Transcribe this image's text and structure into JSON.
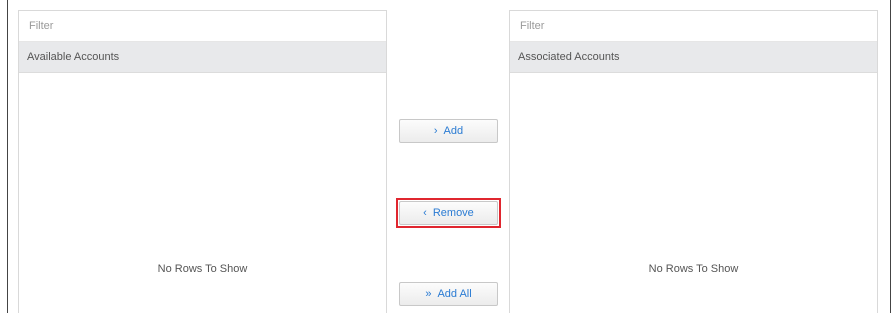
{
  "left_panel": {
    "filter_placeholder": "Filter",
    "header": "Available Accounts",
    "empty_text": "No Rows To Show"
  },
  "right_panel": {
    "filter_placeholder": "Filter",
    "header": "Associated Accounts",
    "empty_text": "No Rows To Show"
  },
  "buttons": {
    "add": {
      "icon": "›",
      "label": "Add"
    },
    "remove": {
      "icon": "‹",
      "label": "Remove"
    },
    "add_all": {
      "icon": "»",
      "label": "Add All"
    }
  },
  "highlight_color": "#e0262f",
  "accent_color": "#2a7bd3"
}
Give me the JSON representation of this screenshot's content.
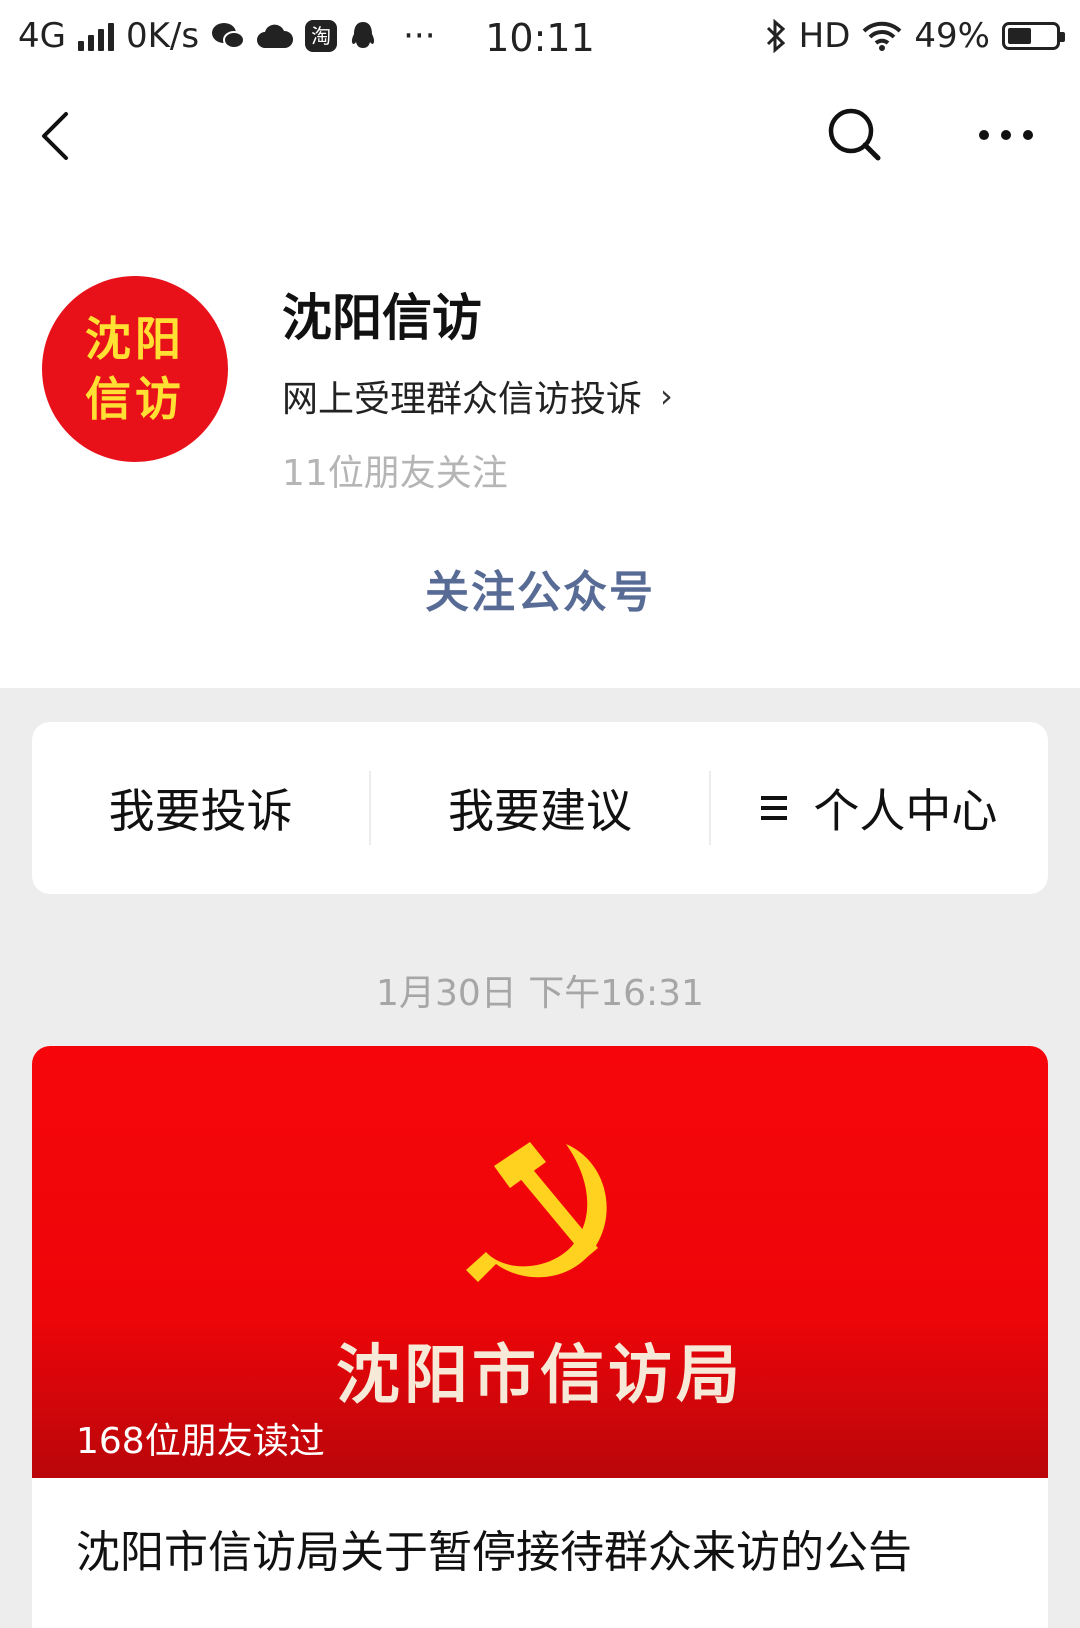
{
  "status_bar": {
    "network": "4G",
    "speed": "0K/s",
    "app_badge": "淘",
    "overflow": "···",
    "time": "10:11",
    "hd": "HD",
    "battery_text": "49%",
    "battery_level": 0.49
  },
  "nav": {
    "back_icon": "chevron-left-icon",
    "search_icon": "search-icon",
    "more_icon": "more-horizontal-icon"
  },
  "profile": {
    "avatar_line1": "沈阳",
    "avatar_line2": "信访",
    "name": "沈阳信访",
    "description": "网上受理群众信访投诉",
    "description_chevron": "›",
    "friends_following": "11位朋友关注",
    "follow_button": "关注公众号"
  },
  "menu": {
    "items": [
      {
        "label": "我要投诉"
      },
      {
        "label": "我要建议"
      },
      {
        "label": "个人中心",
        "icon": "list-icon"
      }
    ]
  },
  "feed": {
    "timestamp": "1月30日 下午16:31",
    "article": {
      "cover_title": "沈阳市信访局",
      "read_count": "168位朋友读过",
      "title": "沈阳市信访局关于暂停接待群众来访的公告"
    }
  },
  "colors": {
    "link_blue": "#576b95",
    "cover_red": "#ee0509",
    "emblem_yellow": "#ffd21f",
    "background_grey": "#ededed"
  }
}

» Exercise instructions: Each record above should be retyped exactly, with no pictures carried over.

» Solution:
Transcribe this image's text and structure into JSON.
{
  "left_panel": {
    "filter_placeholder": "Filter",
    "header": "Available Accounts",
    "empty_text": "No Rows To Show"
  },
  "right_panel": {
    "filter_placeholder": "Filter",
    "header": "Associated Accounts",
    "empty_text": "No Rows To Show"
  },
  "buttons": {
    "add": {
      "icon": "›",
      "label": "Add"
    },
    "remove": {
      "icon": "‹",
      "label": "Remove"
    },
    "add_all": {
      "icon": "»",
      "label": "Add All"
    }
  },
  "highlight_color": "#e0262f",
  "accent_color": "#2a7bd3"
}
Give me the JSON representation of this screenshot's content.
{
  "status_bar": {
    "network": "4G",
    "speed": "0K/s",
    "app_badge": "淘",
    "overflow": "···",
    "time": "10:11",
    "hd": "HD",
    "battery_text": "49%",
    "battery_level": 0.49
  },
  "nav": {
    "back_icon": "chevron-left-icon",
    "search_icon": "search-icon",
    "more_icon": "more-horizontal-icon"
  },
  "profile": {
    "avatar_line1": "沈阳",
    "avatar_line2": "信访",
    "name": "沈阳信访",
    "description": "网上受理群众信访投诉",
    "description_chevron": "›",
    "friends_following": "11位朋友关注",
    "follow_button": "关注公众号"
  },
  "menu": {
    "items": [
      {
        "label": "我要投诉"
      },
      {
        "label": "我要建议"
      },
      {
        "label": "个人中心",
        "icon": "list-icon"
      }
    ]
  },
  "feed": {
    "timestamp": "1月30日 下午16:31",
    "article": {
      "cover_title": "沈阳市信访局",
      "read_count": "168位朋友读过",
      "title": "沈阳市信访局关于暂停接待群众来访的公告"
    }
  },
  "colors": {
    "link_blue": "#576b95",
    "cover_red": "#ee0509",
    "emblem_yellow": "#ffd21f",
    "background_grey": "#ededed"
  }
}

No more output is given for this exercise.